Exercise directions
Exclude all pictures, then copy each of the records exactly as written.

(Component data from apps and pages)
****************************************

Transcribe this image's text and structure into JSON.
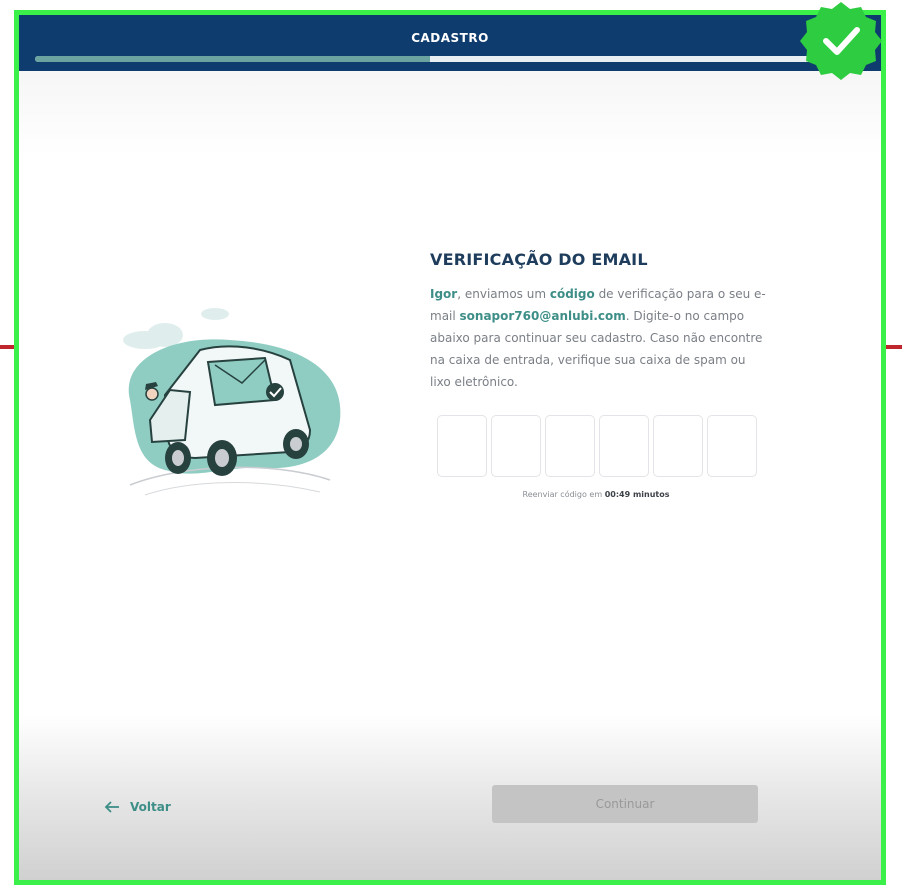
{
  "header": {
    "title": "CADASTRO",
    "progress": 0.5,
    "progress_color": "#6aa3a0",
    "bar_color": "#0f3c6e"
  },
  "badge": {
    "icon": "checkmark-icon",
    "color": "#2ecc40"
  },
  "main": {
    "illustration": "delivery-van-email-illustration",
    "heading": "VERIFICAÇÃO DO EMAIL",
    "message": {
      "name": "Igor",
      "part1": ", enviamos um ",
      "code_word": "código",
      "part2": " de verificação para o seu e-mail ",
      "email": "sonapor760@anlubi.com",
      "part3": ". Digite-o no campo abaixo para continuar seu cadastro. Caso não encontre na caixa de entrada, verifique sua caixa de spam ou lixo eletrônico."
    },
    "code_inputs": [
      "",
      "",
      "",
      "",
      "",
      ""
    ],
    "resend": {
      "prefix": "Reenviar código em",
      "time": "00:49 minutos"
    }
  },
  "footer": {
    "back_label": "Voltar",
    "back_icon": "arrow-left-icon",
    "continue_label": "Continuar"
  }
}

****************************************

Reply to the task
Transcribe this image's text and structure into JSON.
{
  "header": {
    "title": "CADASTRO",
    "progress": 0.5,
    "progress_color": "#6aa3a0",
    "bar_color": "#0f3c6e"
  },
  "badge": {
    "icon": "checkmark-icon",
    "color": "#2ecc40"
  },
  "main": {
    "illustration": "delivery-van-email-illustration",
    "heading": "VERIFICAÇÃO DO EMAIL",
    "message": {
      "name": "Igor",
      "part1": ", enviamos um ",
      "code_word": "código",
      "part2": " de verificação para o seu e-mail ",
      "email": "sonapor760@anlubi.com",
      "part3": ". Digite-o no campo abaixo para continuar seu cadastro. Caso não encontre na caixa de entrada, verifique sua caixa de spam ou lixo eletrônico."
    },
    "code_inputs": [
      "",
      "",
      "",
      "",
      "",
      ""
    ],
    "resend": {
      "prefix": "Reenviar código em",
      "time": "00:49 minutos"
    }
  },
  "footer": {
    "back_label": "Voltar",
    "back_icon": "arrow-left-icon",
    "continue_label": "Continuar"
  }
}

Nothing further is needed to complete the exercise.